** Directions **
Each entry that follows should be given again word for word; please leave out its pictures.

(Dataset rows for apps and sites)
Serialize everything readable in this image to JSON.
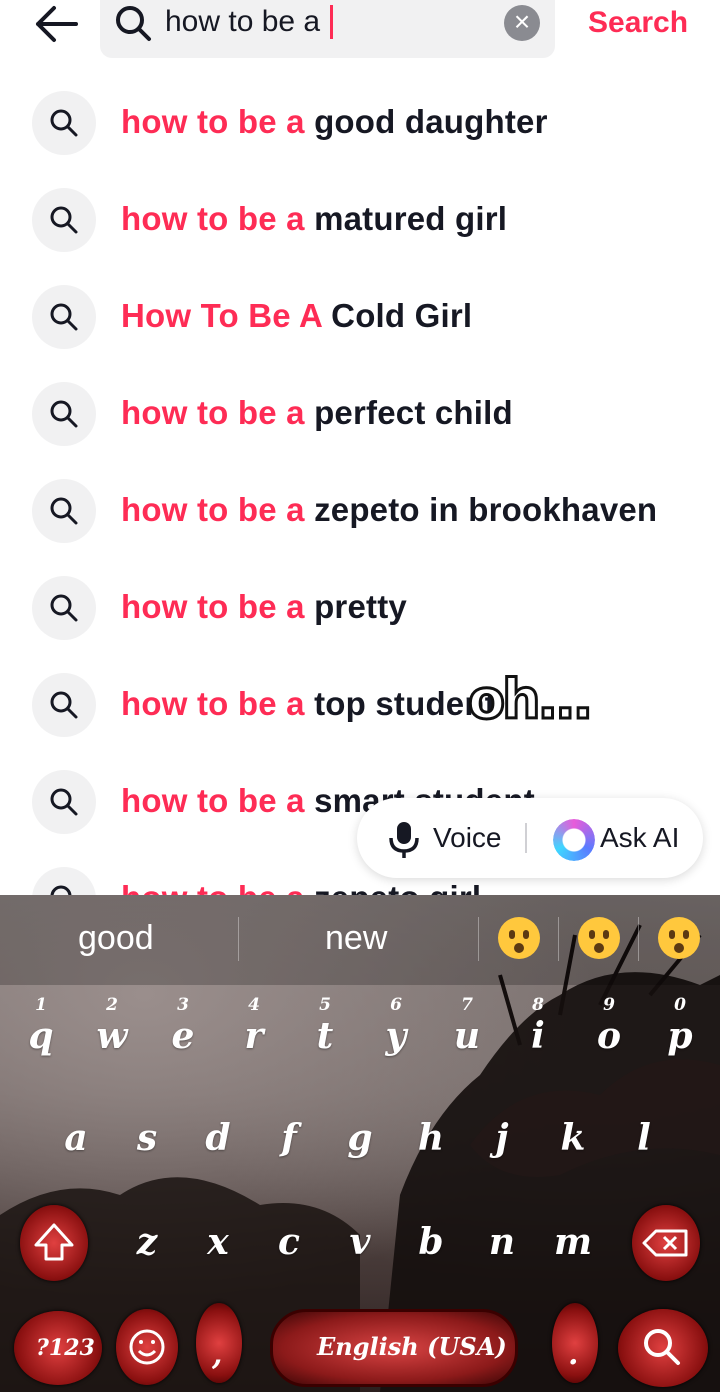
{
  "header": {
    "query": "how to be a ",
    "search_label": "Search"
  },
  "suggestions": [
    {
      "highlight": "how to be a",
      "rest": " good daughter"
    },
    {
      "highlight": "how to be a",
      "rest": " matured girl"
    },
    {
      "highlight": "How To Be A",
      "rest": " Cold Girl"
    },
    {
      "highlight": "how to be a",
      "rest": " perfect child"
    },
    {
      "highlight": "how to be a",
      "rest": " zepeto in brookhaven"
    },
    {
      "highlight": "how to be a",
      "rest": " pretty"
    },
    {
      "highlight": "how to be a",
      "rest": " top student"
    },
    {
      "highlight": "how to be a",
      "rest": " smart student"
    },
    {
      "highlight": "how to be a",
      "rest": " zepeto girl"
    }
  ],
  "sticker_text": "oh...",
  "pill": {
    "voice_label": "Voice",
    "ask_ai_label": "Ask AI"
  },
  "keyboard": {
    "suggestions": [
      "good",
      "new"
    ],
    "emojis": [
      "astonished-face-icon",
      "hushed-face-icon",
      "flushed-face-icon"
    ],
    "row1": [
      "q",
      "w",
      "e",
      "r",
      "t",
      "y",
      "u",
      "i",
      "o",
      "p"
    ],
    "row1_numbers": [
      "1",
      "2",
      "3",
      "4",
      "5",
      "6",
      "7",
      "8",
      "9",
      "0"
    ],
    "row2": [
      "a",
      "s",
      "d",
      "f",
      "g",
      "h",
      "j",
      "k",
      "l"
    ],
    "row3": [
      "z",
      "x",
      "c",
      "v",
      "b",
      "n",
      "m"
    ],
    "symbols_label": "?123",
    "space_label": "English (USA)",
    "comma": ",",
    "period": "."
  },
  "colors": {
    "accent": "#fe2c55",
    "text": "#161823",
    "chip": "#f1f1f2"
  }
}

** Expected output **
Serialize everything readable in this image to JSON.
{
  "header": {
    "query": "how to be a ",
    "search_label": "Search"
  },
  "suggestions": [
    {
      "highlight": "how to be a",
      "rest": " good daughter"
    },
    {
      "highlight": "how to be a",
      "rest": " matured girl"
    },
    {
      "highlight": "How To Be A",
      "rest": " Cold Girl"
    },
    {
      "highlight": "how to be a",
      "rest": " perfect child"
    },
    {
      "highlight": "how to be a",
      "rest": " zepeto in brookhaven"
    },
    {
      "highlight": "how to be a",
      "rest": " pretty"
    },
    {
      "highlight": "how to be a",
      "rest": " top student"
    },
    {
      "highlight": "how to be a",
      "rest": " smart student"
    },
    {
      "highlight": "how to be a",
      "rest": " zepeto girl"
    }
  ],
  "sticker_text": "oh...",
  "pill": {
    "voice_label": "Voice",
    "ask_ai_label": "Ask AI"
  },
  "keyboard": {
    "suggestions": [
      "good",
      "new"
    ],
    "emojis": [
      "astonished-face-icon",
      "hushed-face-icon",
      "flushed-face-icon"
    ],
    "row1": [
      "q",
      "w",
      "e",
      "r",
      "t",
      "y",
      "u",
      "i",
      "o",
      "p"
    ],
    "row1_numbers": [
      "1",
      "2",
      "3",
      "4",
      "5",
      "6",
      "7",
      "8",
      "9",
      "0"
    ],
    "row2": [
      "a",
      "s",
      "d",
      "f",
      "g",
      "h",
      "j",
      "k",
      "l"
    ],
    "row3": [
      "z",
      "x",
      "c",
      "v",
      "b",
      "n",
      "m"
    ],
    "symbols_label": "?123",
    "space_label": "English (USA)",
    "comma": ",",
    "period": "."
  },
  "colors": {
    "accent": "#fe2c55",
    "text": "#161823",
    "chip": "#f1f1f2"
  }
}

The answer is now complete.